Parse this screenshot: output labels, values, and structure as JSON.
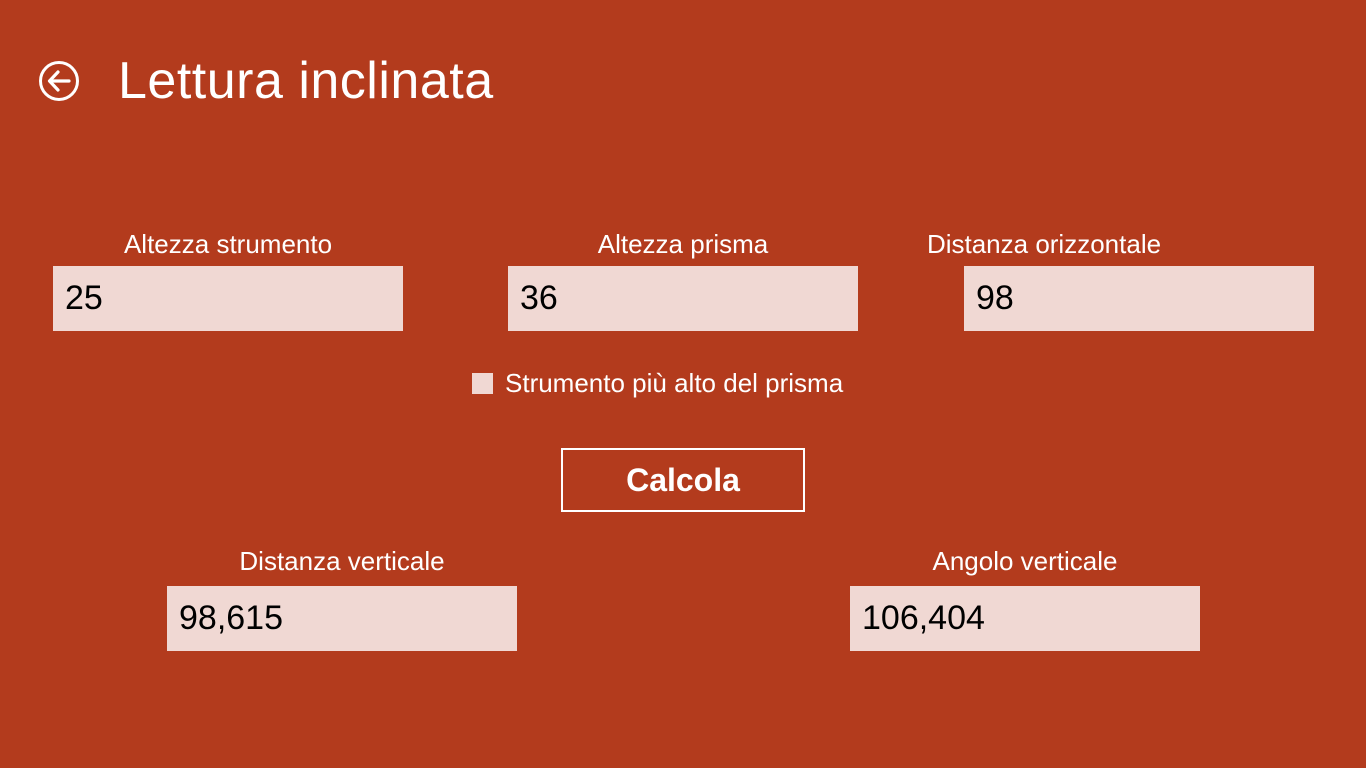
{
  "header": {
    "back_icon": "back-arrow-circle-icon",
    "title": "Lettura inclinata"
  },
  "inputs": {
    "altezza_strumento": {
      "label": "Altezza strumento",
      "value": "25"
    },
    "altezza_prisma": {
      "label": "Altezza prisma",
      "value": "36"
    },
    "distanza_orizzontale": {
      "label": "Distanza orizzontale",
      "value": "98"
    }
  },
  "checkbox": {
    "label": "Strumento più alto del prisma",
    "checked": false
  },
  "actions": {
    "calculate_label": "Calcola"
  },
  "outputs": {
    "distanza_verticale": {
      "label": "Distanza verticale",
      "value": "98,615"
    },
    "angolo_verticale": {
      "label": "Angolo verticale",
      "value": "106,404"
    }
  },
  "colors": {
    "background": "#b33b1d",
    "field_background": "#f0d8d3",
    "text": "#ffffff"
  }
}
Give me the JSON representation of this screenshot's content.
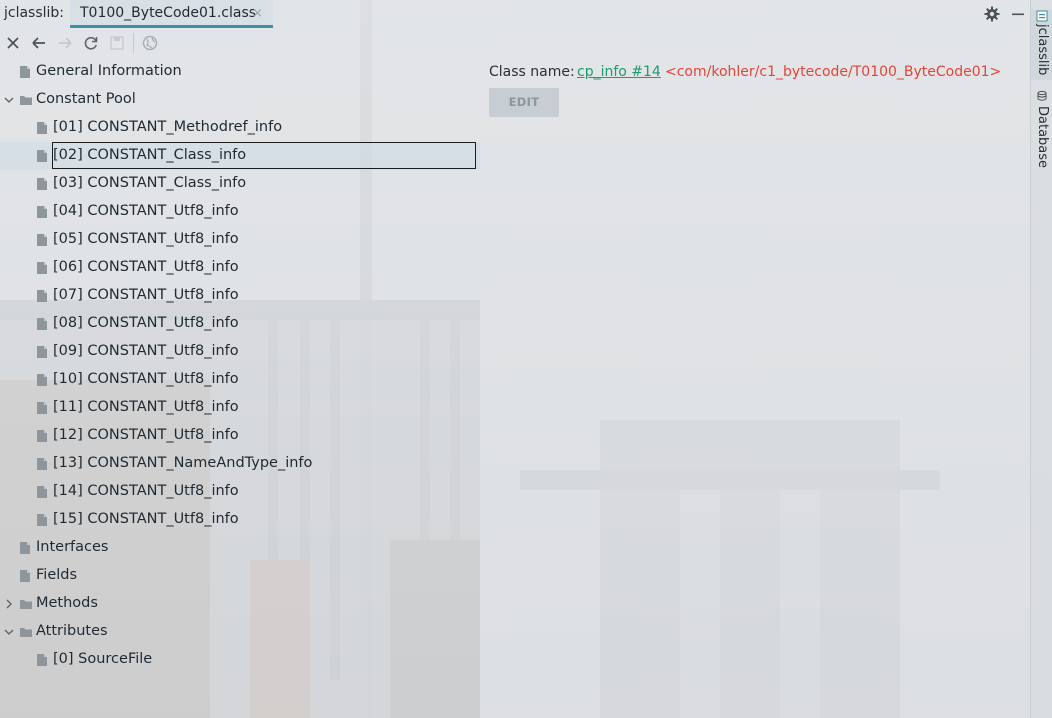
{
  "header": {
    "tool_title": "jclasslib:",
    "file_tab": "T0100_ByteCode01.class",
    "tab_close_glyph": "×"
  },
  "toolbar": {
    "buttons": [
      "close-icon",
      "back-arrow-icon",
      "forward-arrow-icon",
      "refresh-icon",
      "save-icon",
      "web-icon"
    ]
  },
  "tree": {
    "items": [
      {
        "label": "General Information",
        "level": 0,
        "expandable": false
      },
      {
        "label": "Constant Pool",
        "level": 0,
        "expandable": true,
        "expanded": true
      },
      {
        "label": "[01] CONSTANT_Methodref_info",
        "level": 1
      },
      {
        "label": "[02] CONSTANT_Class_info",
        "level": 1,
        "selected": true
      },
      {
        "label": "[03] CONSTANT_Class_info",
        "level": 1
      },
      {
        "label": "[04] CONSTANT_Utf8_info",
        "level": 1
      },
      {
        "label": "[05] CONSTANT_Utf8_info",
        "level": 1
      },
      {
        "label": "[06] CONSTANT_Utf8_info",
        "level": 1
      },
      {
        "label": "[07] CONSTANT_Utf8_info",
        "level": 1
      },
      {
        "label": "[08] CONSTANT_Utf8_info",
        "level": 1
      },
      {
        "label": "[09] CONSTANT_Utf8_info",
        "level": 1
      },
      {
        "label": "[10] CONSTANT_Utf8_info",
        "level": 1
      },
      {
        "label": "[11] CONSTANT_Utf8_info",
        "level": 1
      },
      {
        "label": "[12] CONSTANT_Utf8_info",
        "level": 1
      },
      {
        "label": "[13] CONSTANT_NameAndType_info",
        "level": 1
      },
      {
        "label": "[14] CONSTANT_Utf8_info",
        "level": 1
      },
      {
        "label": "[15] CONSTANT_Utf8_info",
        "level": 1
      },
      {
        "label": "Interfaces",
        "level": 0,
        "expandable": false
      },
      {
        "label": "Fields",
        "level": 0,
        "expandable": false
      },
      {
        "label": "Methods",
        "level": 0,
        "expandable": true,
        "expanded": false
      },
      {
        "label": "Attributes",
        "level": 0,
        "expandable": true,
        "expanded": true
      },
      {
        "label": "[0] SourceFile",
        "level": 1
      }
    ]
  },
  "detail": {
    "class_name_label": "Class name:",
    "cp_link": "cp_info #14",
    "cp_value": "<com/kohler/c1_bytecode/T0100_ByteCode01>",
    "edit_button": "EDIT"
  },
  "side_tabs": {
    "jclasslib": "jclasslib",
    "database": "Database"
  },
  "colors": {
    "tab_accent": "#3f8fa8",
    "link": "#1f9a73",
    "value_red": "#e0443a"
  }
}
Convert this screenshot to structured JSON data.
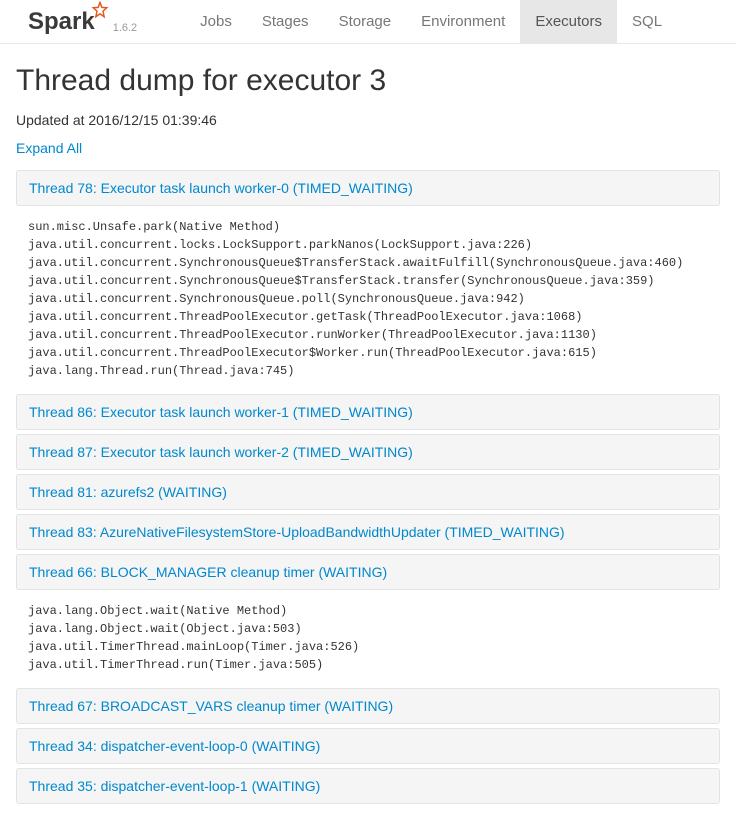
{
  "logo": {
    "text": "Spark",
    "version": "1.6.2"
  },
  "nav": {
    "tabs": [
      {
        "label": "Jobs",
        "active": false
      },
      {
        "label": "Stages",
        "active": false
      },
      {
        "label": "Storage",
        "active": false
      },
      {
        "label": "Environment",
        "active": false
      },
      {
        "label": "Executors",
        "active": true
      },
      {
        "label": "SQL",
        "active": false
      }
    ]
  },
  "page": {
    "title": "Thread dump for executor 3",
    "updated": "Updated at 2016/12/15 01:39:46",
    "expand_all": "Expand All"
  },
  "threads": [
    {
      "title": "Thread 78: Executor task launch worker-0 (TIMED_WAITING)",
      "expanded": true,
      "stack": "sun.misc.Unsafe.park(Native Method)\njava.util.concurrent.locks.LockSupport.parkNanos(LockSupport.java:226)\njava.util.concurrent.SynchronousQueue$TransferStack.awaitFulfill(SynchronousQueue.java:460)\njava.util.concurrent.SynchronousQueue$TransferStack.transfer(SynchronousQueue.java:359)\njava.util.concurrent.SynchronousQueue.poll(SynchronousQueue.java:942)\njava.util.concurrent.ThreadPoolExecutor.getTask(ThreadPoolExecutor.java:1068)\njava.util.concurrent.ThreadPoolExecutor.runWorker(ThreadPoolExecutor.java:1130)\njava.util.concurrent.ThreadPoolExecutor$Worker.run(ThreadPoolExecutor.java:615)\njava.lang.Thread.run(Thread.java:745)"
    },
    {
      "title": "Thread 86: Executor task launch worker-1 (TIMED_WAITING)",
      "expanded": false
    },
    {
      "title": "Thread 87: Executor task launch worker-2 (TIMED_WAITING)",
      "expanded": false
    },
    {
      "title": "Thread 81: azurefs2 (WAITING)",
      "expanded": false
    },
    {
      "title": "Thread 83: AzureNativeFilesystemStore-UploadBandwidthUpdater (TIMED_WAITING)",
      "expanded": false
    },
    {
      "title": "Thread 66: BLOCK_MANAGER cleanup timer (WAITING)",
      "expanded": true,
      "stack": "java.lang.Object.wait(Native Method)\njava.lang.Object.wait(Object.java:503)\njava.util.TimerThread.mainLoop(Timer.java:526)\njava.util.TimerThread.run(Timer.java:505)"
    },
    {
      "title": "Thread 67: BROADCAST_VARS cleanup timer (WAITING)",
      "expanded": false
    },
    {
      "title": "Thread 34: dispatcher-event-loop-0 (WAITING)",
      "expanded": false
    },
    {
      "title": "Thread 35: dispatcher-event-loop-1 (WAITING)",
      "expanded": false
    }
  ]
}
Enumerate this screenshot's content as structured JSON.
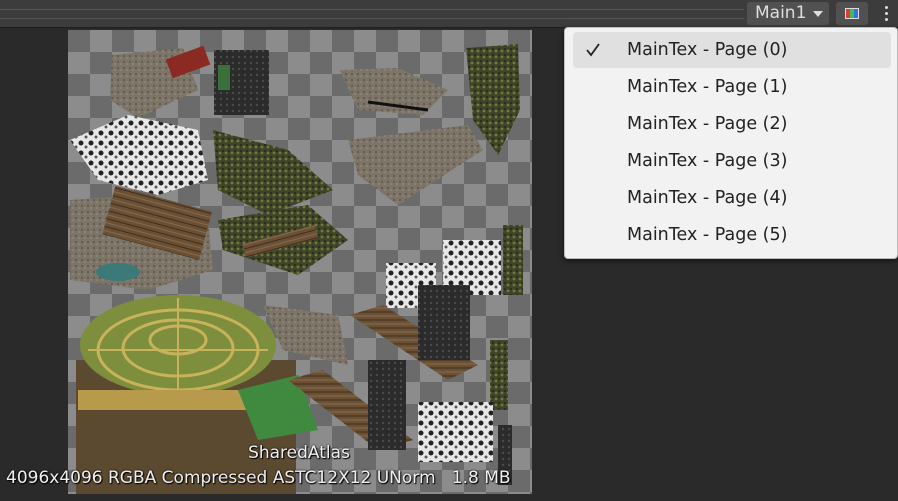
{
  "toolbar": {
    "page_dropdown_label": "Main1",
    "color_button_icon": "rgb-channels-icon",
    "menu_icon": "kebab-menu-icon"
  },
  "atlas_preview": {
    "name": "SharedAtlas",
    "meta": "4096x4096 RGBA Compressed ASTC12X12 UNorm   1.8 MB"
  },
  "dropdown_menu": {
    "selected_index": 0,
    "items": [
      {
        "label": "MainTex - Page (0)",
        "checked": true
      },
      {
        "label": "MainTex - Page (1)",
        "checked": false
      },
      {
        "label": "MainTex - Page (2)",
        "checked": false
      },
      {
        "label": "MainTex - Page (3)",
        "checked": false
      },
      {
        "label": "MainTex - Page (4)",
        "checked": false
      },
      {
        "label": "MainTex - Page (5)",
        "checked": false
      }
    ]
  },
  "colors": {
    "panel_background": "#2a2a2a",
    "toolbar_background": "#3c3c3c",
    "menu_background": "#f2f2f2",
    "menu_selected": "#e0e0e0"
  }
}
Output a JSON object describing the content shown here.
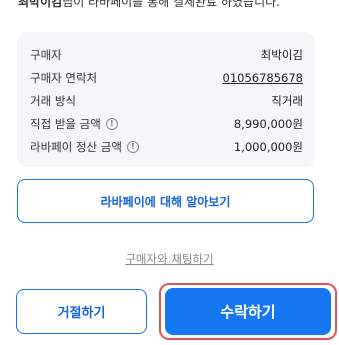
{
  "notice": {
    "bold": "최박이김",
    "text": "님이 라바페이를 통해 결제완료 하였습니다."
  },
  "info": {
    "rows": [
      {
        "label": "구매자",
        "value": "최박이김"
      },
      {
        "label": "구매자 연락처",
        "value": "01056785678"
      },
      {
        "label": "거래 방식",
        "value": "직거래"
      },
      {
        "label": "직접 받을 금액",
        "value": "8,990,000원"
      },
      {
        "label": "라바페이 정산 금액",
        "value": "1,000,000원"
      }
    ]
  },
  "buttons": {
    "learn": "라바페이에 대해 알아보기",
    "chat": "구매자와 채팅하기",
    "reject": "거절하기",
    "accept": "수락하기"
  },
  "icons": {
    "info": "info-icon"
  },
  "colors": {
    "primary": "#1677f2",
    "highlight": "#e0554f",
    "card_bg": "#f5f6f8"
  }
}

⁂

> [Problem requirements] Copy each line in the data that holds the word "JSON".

> [Answer space]
Parse this screenshot: output labels, values, and structure as JSON.
Give me the JSON representation of this screenshot's content.
Convert this screenshot to structured JSON data.
Enumerate this screenshot's content as structured JSON.
Output a JSON object describing the content shown here.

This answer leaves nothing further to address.